The most challenging area to drive in Tenerife is on the northwest of the island. the hairpin bends, steep drops and fogged in mountain roads require your constant attention. This area has some of the most beautiful natural sights. The coastal town of Garachico is not to be missed.

Once you leave behind the TF1, and TF5 cruising along Tenerife’s country roads is an enjoyable experience, but the key word is “laidback”. The locals, Tinerfeños, travel slowly and look for every opportunity to stop suddenly and socialize.

We rented a Hyundai Accent for five days. The total cost per day, including taxes and insurance, was $30 Euros. At the time, a GPS was not available. The island is small, and we managed okay after our first trip.

Our most scenic drive tour was our trip to Teide National Park. I will blog about this next Monday.

Pyramids of Guimar

teneriff 169As I stare out the window at the chilly rain my mind drifts back to the tropical island of Teneifife. The island is fondly referred to as the Island of Eternal Spring.

Pyramids of Guimar are located in the town of Güímar, on the eastern shore, about 40 kilometres south of the capital, Santa Cruz de Tenerife

The ethnographic park opened in 1998, which offers six step pyramids on display. It is also home to to the museo Casa Chacona.

The museum is relatively young, and offers some innovative ways to learn how the excavations to the pyramid complex were carried out.

We wandered along a well worn pathway past six pyramids of different sizes. Each section included informational signs. The audio guide tells the story of Tenerife and the Pyramids, in a exciting way.

The sight is off the tourist track and the museum was almost empty on the day we visited. We stopped off the cafeteria for a ice cream for a reasonable price.

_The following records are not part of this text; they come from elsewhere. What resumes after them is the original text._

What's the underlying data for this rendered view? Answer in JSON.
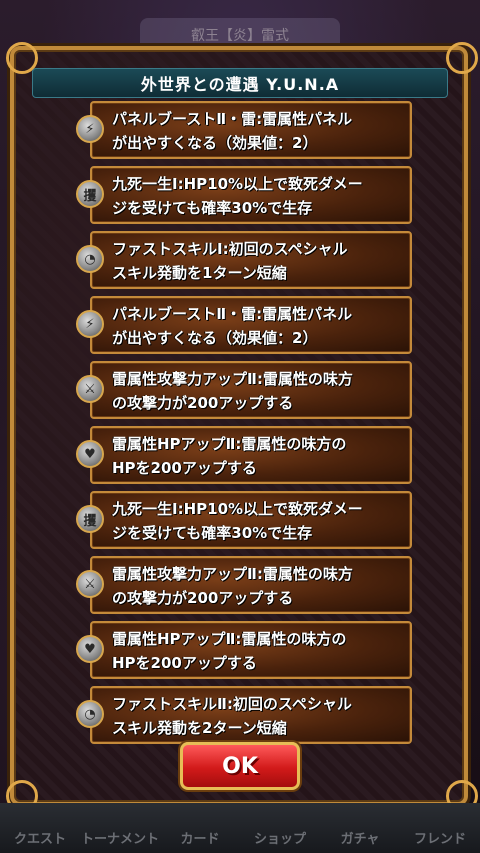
{
  "background": {
    "title": "叡王【炎】雷式",
    "tabs": [
      {
        "label": "クエスト"
      },
      {
        "label": "トーナメント"
      },
      {
        "label": "カード"
      },
      {
        "label": "ショップ"
      },
      {
        "label": "ガチャ"
      },
      {
        "label": "フレンド"
      }
    ]
  },
  "dialog": {
    "title": "外世界との遭遇 Y.U.N.A",
    "skills": [
      {
        "icon": "panel-boost-icon",
        "glyph": "⚡",
        "line1": "パネルブーストⅡ・雷:雷属性パネル",
        "line2": "が出やすくなる（効果値：2）"
      },
      {
        "icon": "survive-icon",
        "glyph": "攫",
        "line1": "九死一生Ⅰ:HP10%以上で致死ダメー",
        "line2": "ジを受けても確率30%で生存"
      },
      {
        "icon": "fast-skill-icon",
        "glyph": "◔",
        "line1": "ファストスキルⅠ:初回のスペシャル",
        "line2": "スキル発動を1ターン短縮"
      },
      {
        "icon": "panel-boost-icon",
        "glyph": "⚡",
        "line1": "パネルブーストⅡ・雷:雷属性パネル",
        "line2": "が出やすくなる（効果値：2）"
      },
      {
        "icon": "attack-up-icon",
        "glyph": "⚔",
        "line1": "雷属性攻撃力アップⅡ:雷属性の味方",
        "line2": "の攻撃力が200アップする"
      },
      {
        "icon": "hp-up-icon",
        "glyph": "♥",
        "line1": "雷属性HPアップⅡ:雷属性の味方の",
        "line2": "HPを200アップする"
      },
      {
        "icon": "survive-icon",
        "glyph": "攫",
        "line1": "九死一生Ⅰ:HP10%以上で致死ダメー",
        "line2": "ジを受けても確率30%で生存"
      },
      {
        "icon": "attack-up-icon",
        "glyph": "⚔",
        "line1": "雷属性攻撃力アップⅡ:雷属性の味方",
        "line2": "の攻撃力が200アップする"
      },
      {
        "icon": "hp-up-icon",
        "glyph": "♥",
        "line1": "雷属性HPアップⅡ:雷属性の味方の",
        "line2": "HPを200アップする"
      },
      {
        "icon": "fast-skill-icon",
        "glyph": "◔",
        "line1": "ファストスキルⅡ:初回のスペシャル",
        "line2": "スキル発動を2ターン短縮"
      }
    ],
    "ok_label": "OK"
  }
}
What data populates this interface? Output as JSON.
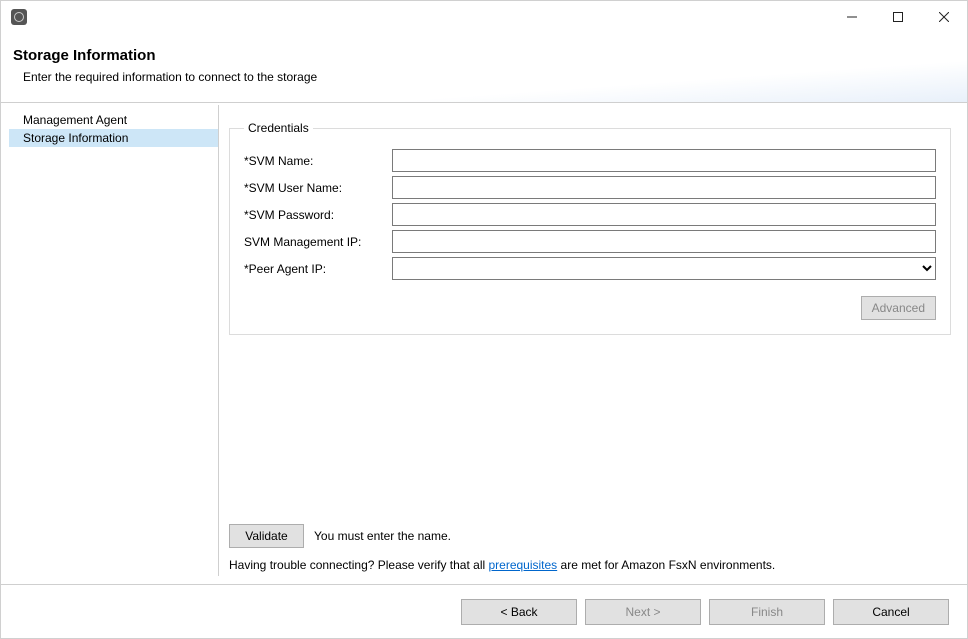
{
  "window": {
    "title": ""
  },
  "header": {
    "title": "Storage Information",
    "subtitle": "Enter the required information to connect to the storage"
  },
  "sidebar": {
    "items": [
      {
        "label": "Management Agent",
        "selected": false
      },
      {
        "label": "Storage Information",
        "selected": true
      }
    ]
  },
  "credentials": {
    "legend": "Credentials",
    "fields": {
      "svm_name": {
        "label": "*SVM Name:",
        "value": ""
      },
      "svm_user": {
        "label": "*SVM User Name:",
        "value": ""
      },
      "svm_password": {
        "label": "*SVM Password:",
        "value": ""
      },
      "svm_mgmt_ip": {
        "label": "SVM Management IP:",
        "value": ""
      },
      "peer_agent_ip": {
        "label": "*Peer Agent IP:",
        "value": ""
      }
    },
    "advanced_label": "Advanced"
  },
  "validate": {
    "button_label": "Validate",
    "message": "You must enter the name."
  },
  "trouble": {
    "prefix": "Having trouble connecting? Please verify that all ",
    "link": "prerequisites",
    "suffix": " are met for Amazon FsxN environments."
  },
  "footer": {
    "back": "< Back",
    "next": "Next >",
    "finish": "Finish",
    "cancel": "Cancel"
  }
}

Only one disappointment, the research to date could not pin point the age of the pyramids.

The sight is still well worth the visit for tourists who want to more about the Eternal Island of Spring